» **About this exercise**
Your task is to find every line of the data that holds the string "true" and copy it.

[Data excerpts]
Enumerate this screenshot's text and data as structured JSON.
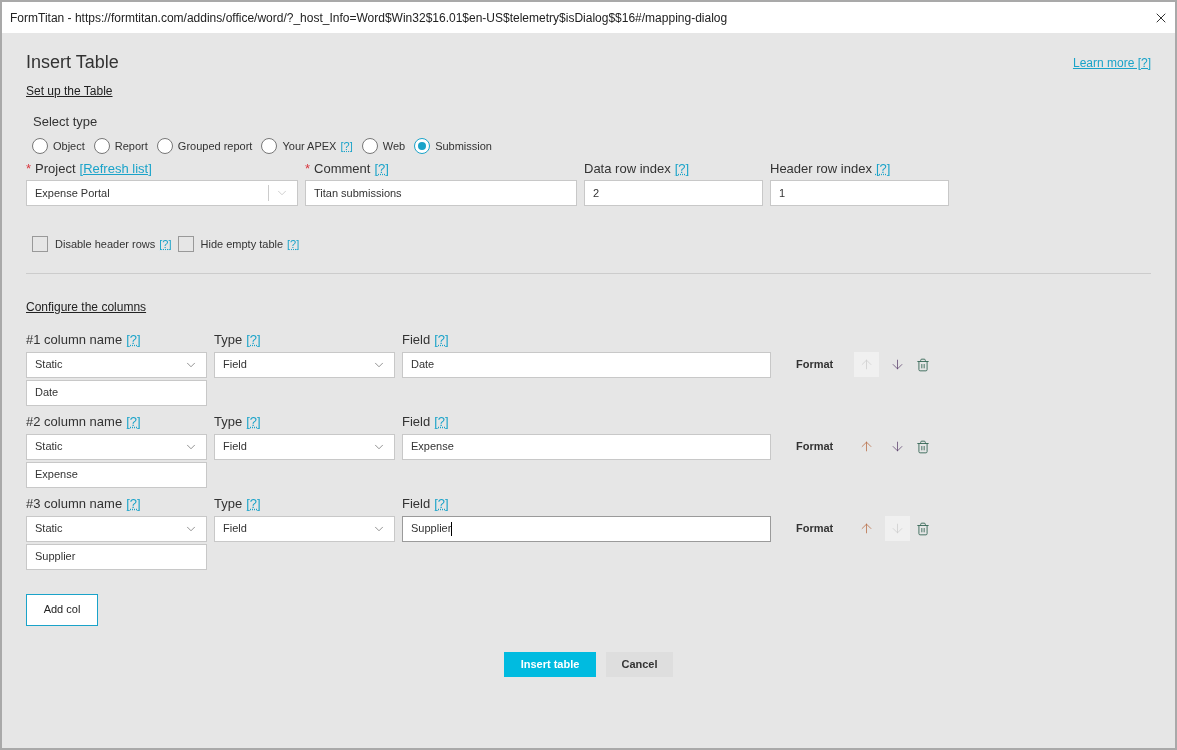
{
  "window": {
    "title": "FormTitan - https://formtitan.com/addins/office/word/?_host_Info=Word$Win32$16.01$en-US$telemetry$isDialog$$16#/mapping-dialog"
  },
  "heading": "Insert Table",
  "learn_more": "Learn more [?]",
  "setup_link": "Set up the Table",
  "select_type": {
    "label": "Select type",
    "options": [
      {
        "label": "Object",
        "selected": false
      },
      {
        "label": "Report",
        "selected": false
      },
      {
        "label": "Grouped report",
        "selected": false
      },
      {
        "label": "Your APEX",
        "help": "[?]",
        "selected": false
      },
      {
        "label": "Web",
        "selected": false
      },
      {
        "label": "Submission",
        "selected": true
      }
    ]
  },
  "fields": [
    {
      "kind": "select",
      "required": "*",
      "label": "Project",
      "link": "[Refresh list]",
      "value": "Expense Portal"
    },
    {
      "kind": "text",
      "required": "*",
      "label": "Comment",
      "help": "[?]",
      "value": "Titan submissions"
    },
    {
      "kind": "text",
      "label": "Data row index",
      "help": "[?]",
      "value": "2"
    },
    {
      "kind": "text",
      "label": "Header row index",
      "help": "[?]",
      "value": "1"
    }
  ],
  "checkboxes": [
    {
      "label": "Disable header rows",
      "help": "[?]",
      "checked": false
    },
    {
      "label": "Hide empty table",
      "help": "[?]",
      "checked": false
    }
  ],
  "columns_link": "Configure the columns",
  "columns": [
    {
      "label": "#1 column name",
      "help": "[?]",
      "source": "Static",
      "name": "Date",
      "type_label": "Type",
      "type_help": "[?]",
      "type": "Field",
      "field_label": "Field",
      "field_help": "[?]",
      "field": "Date",
      "focused": false,
      "format": "Format",
      "up_disabled": true,
      "down_disabled": false
    },
    {
      "label": "#2 column name",
      "help": "[?]",
      "source": "Static",
      "name": "Expense",
      "type_label": "Type",
      "type_help": "[?]",
      "type": "Field",
      "field_label": "Field",
      "field_help": "[?]",
      "field": "Expense",
      "focused": false,
      "format": "Format",
      "up_disabled": false,
      "down_disabled": false
    },
    {
      "label": "#3 column name",
      "help": "[?]",
      "source": "Static",
      "name": "Supplier",
      "type_label": "Type",
      "type_help": "[?]",
      "type": "Field",
      "field_label": "Field",
      "field_help": "[?]",
      "field": "Supplier",
      "focused": true,
      "format": "Format",
      "up_disabled": false,
      "down_disabled": true
    }
  ],
  "add_button": "Add col",
  "insert_button": "Insert table",
  "cancel_button": "Cancel"
}
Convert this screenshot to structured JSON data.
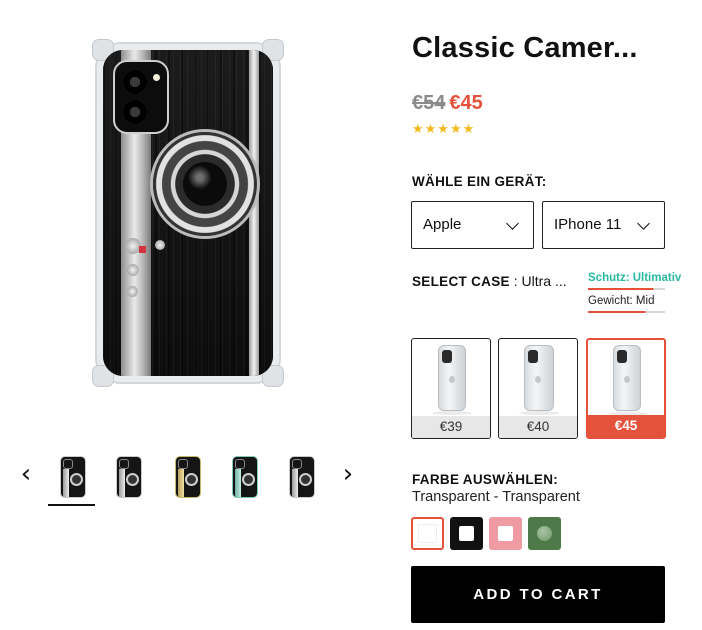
{
  "product": {
    "title": "Classic Camer...",
    "price_old": "€54",
    "price_new": "€45",
    "stars": "★★★★★",
    "rating_stars": 5
  },
  "device": {
    "label": "WÄHLE EIN GERÄT:",
    "brand_value": "Apple",
    "model_value": "IPhone 11"
  },
  "case": {
    "label": "SELECT CASE",
    "separator": " : ",
    "value": "Ultra ...",
    "protection_label": "Schutz: Ultimativ",
    "weight_label": "Gewicht: Mid",
    "options": [
      {
        "price": "€39"
      },
      {
        "price": "€40"
      },
      {
        "price": "€45",
        "selected": true
      }
    ]
  },
  "color": {
    "label": "FARBE AUSWÄHLEN:",
    "selected_name": "Transparent - Transparent",
    "swatches": [
      {
        "name": "transparent",
        "hex": "#ffffff",
        "selected": true
      },
      {
        "name": "black",
        "hex": "#111111"
      },
      {
        "name": "pink",
        "hex": "#f09aa3"
      },
      {
        "name": "green",
        "hex": "#4e7a4a"
      }
    ]
  },
  "gallery": {
    "prev_icon": "‹",
    "next_icon": "›",
    "thumbnail_count": 5,
    "active_index": 0
  },
  "cart": {
    "button_label": "ADD TO CART"
  },
  "colors": {
    "accent": "#e4523b",
    "protection": "#2ab8a1",
    "stars": "#f5b91d"
  }
}
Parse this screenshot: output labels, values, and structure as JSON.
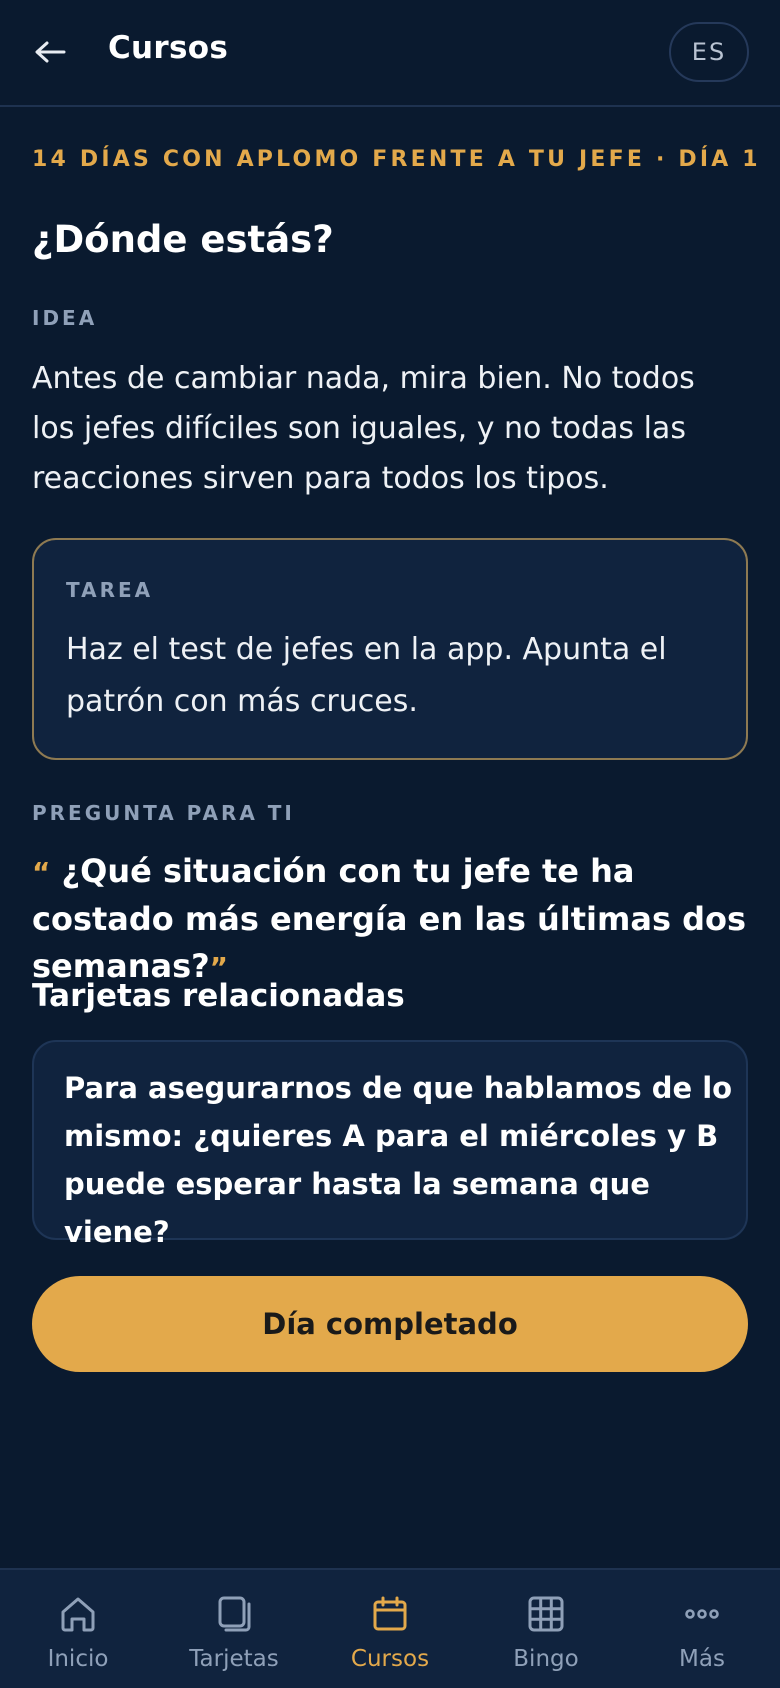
{
  "header": {
    "title": "Cursos",
    "language": "ES"
  },
  "lesson": {
    "kicker": "14 DÍAS CON APLOMO FRENTE A TU JEFE · DÍA 1",
    "title": "¿Dónde estás?",
    "idea_label": "IDEA",
    "idea_text": "Antes de cambiar nada, mira bien. No todos los jefes difíciles son iguales, y no todas las reacciones sirven para todos los tipos.",
    "task_label": "TAREA",
    "task_text": "Haz el test de jefes en la app. Apunta el patrón con más cruces.",
    "question_label": "PREGUNTA PARA TI",
    "question_open": "“",
    "question_text": "¿Qué situación con tu jefe te ha costado más energía en las últimas dos semanas?",
    "question_close": "”",
    "related_title": "Tarjetas relacionadas",
    "related_card_text": "Para asegurarnos de que hablamos de lo mismo: ¿quieres A para el miércoles y B puede esperar hasta la semana que viene?",
    "complete_button": "Día completado"
  },
  "nav": {
    "items": [
      {
        "label": "Inicio",
        "icon": "home-icon"
      },
      {
        "label": "Tarjetas",
        "icon": "cards-icon"
      },
      {
        "label": "Cursos",
        "icon": "calendar-icon",
        "active": true
      },
      {
        "label": "Bingo",
        "icon": "grid-icon"
      },
      {
        "label": "Más",
        "icon": "more-icon"
      }
    ]
  },
  "colors": {
    "background": "#0a1a2f",
    "card": "#10233e",
    "accent": "#e3a94b",
    "muted": "#8fa0b8"
  }
}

» **Response to this task**
        "selected": true
      "up_disabled": true,
      "focused": true,
      "down_disabled": true
        "selected": true
        "selected": true
        "active": true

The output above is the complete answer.